For the records below, report how many lines include the string "date", leaving out everything except the number.
################
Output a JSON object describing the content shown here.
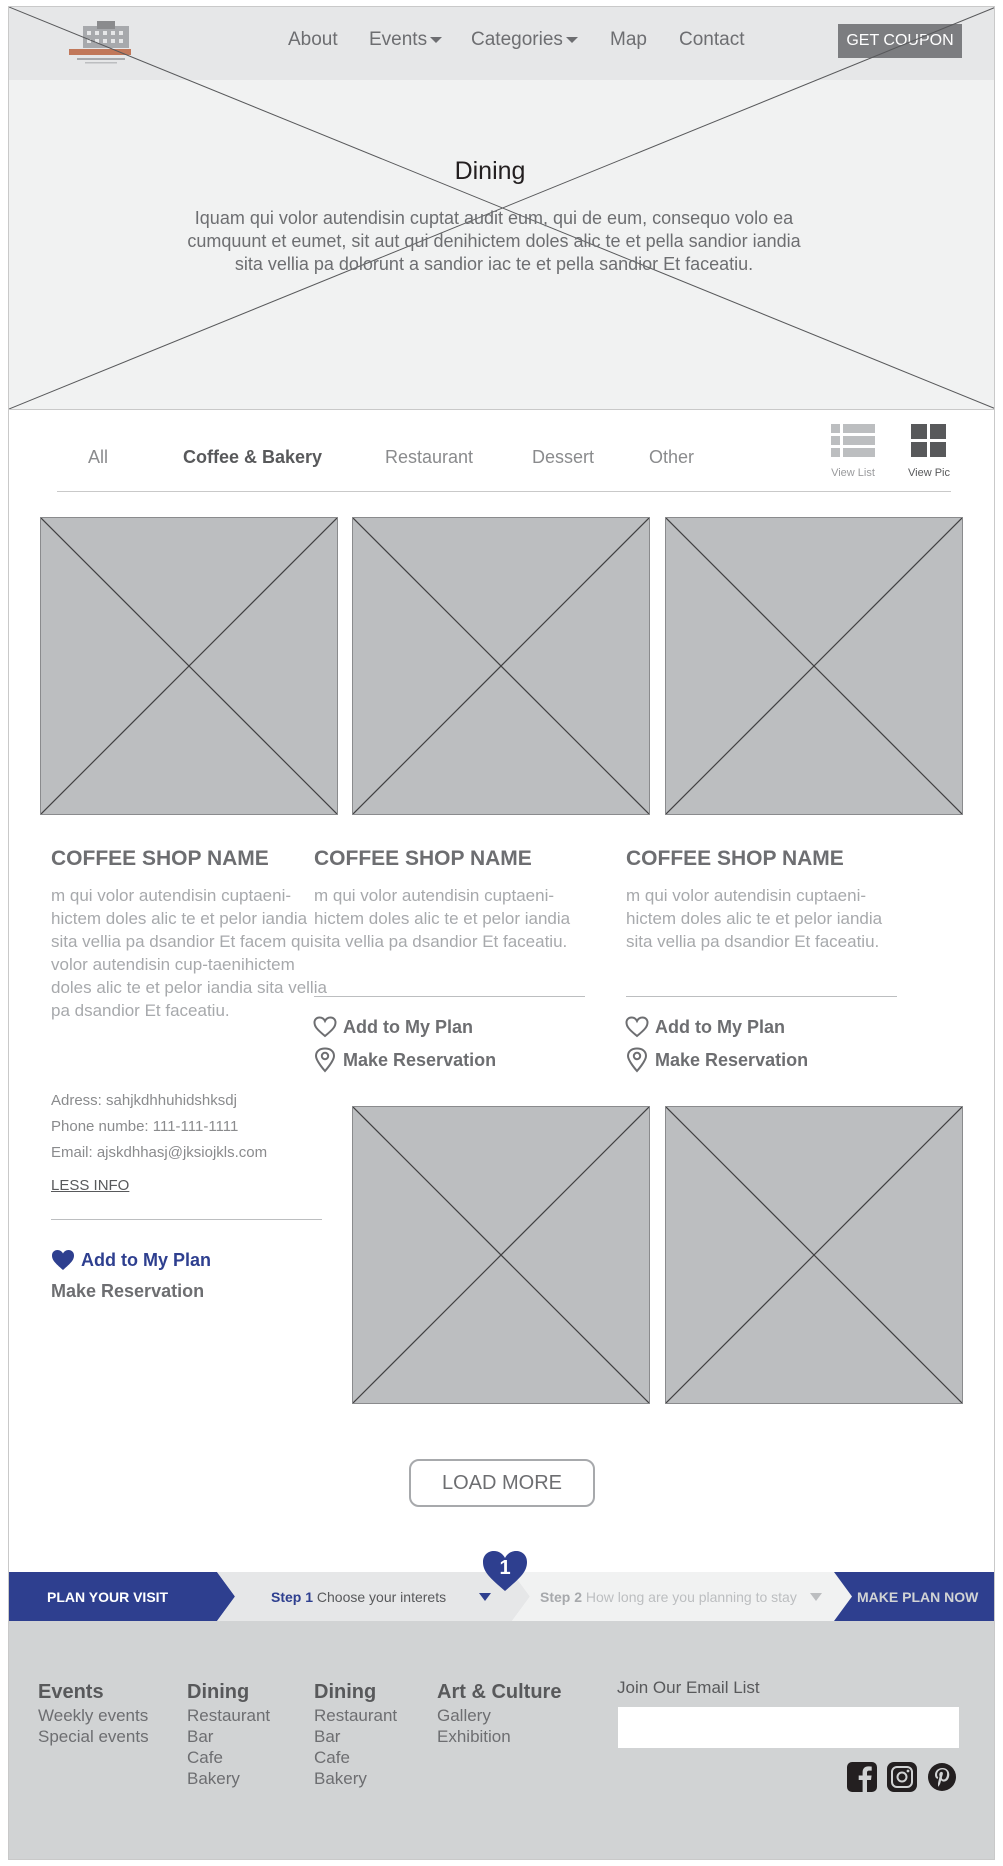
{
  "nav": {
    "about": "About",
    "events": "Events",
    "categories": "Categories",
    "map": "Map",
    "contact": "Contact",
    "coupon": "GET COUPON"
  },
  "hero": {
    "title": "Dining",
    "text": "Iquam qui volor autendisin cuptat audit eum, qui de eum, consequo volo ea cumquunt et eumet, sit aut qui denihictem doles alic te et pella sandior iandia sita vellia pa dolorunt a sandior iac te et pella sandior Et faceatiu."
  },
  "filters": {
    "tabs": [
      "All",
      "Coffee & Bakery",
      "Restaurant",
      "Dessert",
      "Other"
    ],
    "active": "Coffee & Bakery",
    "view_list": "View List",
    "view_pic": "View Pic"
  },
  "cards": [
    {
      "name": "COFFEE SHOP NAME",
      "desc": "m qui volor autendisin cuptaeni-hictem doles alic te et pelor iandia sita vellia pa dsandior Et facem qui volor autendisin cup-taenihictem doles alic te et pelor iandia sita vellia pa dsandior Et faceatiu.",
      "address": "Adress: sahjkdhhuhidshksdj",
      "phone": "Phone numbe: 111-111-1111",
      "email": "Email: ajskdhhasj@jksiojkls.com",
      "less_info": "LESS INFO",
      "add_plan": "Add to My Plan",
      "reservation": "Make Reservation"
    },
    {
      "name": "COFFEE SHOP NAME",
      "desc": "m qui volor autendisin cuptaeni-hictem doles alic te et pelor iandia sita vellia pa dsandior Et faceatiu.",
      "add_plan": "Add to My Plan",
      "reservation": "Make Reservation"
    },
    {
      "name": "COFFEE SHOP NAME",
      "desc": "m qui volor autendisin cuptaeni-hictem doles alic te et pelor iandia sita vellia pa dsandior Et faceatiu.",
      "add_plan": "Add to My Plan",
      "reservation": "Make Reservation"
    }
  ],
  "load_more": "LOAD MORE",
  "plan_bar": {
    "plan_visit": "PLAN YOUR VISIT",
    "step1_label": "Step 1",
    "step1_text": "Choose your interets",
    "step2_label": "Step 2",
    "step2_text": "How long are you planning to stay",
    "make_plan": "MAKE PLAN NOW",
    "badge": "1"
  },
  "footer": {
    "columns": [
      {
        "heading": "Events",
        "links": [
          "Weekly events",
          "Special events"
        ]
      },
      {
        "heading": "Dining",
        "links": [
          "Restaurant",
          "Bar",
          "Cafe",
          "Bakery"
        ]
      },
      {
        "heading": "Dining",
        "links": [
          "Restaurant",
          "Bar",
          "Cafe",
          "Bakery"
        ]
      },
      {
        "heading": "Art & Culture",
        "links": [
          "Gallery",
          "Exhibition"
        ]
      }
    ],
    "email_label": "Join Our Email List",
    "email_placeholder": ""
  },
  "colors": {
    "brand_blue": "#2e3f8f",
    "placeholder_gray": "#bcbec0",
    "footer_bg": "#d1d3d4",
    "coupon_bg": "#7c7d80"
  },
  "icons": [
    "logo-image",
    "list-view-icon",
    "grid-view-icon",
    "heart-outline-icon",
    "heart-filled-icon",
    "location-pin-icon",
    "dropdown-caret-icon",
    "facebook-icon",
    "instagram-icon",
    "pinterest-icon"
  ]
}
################
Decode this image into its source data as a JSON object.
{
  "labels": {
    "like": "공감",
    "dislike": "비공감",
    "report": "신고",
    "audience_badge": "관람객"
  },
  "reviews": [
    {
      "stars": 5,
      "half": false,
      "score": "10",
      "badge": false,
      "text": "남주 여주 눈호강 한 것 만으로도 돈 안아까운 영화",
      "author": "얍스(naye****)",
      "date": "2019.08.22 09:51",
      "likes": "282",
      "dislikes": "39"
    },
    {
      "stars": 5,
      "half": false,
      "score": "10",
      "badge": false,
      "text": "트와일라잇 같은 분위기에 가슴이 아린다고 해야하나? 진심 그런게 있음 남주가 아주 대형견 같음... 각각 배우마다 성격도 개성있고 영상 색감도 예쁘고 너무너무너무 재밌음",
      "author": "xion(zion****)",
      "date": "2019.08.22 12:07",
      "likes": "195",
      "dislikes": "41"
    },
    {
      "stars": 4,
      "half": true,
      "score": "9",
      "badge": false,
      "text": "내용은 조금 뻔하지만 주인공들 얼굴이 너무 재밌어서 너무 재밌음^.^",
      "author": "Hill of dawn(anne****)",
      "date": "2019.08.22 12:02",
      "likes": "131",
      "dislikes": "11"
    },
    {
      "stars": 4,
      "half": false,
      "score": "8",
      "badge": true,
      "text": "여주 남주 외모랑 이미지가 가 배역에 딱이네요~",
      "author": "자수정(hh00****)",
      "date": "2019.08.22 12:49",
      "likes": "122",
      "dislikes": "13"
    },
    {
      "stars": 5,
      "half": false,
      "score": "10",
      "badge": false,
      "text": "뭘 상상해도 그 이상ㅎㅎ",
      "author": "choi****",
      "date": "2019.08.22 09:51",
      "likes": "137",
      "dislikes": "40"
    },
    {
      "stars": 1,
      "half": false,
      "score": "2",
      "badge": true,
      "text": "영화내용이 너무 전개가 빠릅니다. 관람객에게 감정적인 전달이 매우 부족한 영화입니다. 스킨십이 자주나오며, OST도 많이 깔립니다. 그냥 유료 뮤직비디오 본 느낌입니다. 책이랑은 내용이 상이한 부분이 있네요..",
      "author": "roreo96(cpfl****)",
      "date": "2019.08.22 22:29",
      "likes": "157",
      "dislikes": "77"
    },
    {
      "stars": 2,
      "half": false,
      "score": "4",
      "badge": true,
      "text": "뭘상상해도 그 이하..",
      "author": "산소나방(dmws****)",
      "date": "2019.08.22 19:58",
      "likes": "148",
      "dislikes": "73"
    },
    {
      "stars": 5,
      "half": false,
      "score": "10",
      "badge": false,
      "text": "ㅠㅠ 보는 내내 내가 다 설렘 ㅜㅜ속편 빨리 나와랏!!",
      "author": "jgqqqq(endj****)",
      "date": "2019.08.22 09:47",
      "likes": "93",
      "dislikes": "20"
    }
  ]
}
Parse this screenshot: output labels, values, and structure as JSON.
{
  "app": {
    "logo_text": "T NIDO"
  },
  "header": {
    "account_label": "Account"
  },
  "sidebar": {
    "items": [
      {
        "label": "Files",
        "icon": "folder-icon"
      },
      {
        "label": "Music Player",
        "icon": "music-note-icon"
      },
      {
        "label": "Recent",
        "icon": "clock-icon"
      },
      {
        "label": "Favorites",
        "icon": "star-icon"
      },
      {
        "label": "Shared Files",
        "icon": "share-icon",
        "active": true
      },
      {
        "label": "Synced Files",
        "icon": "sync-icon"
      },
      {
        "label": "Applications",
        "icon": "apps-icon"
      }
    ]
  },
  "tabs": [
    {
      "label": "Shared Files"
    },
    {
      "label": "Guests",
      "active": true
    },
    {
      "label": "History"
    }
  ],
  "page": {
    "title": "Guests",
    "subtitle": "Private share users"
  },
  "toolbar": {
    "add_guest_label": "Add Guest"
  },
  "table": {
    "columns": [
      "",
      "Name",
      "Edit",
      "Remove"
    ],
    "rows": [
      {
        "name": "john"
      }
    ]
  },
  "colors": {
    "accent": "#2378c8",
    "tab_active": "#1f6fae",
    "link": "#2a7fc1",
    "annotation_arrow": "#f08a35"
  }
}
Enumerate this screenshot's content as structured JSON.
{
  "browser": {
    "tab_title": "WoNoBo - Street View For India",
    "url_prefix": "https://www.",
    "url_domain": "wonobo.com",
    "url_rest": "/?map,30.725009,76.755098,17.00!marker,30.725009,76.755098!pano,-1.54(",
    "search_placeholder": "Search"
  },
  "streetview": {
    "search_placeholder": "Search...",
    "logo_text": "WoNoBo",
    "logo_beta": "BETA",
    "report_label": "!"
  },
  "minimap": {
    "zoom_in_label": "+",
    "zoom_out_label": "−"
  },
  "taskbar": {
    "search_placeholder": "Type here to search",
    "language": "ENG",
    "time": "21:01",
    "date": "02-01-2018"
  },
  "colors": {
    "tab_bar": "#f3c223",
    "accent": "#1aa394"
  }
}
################
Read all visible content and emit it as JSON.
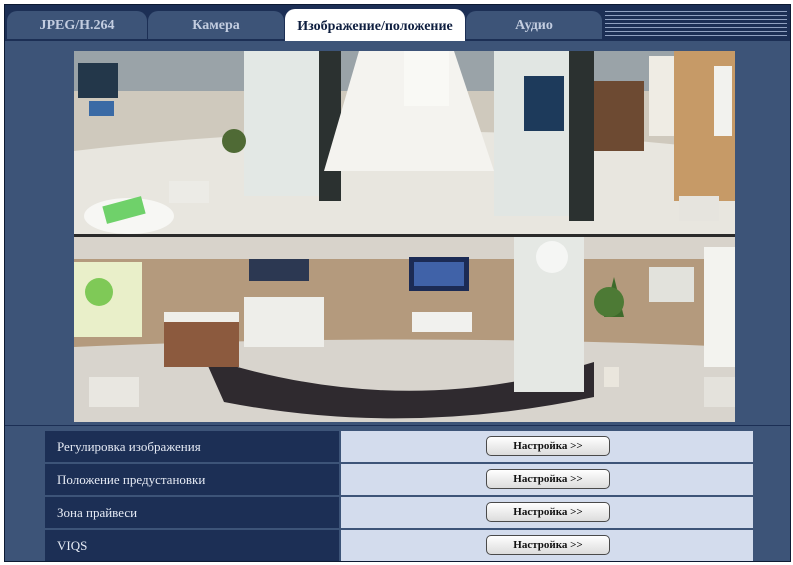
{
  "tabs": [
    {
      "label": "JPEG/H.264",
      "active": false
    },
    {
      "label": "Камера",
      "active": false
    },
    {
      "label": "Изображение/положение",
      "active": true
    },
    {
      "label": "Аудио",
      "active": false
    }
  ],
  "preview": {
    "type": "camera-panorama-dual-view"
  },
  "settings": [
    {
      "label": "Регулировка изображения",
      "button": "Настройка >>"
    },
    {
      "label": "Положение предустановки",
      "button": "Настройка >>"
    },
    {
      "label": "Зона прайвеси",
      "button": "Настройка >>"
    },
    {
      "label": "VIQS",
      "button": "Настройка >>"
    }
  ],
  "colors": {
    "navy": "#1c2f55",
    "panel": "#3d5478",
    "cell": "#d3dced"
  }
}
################
| Answer for the task |
9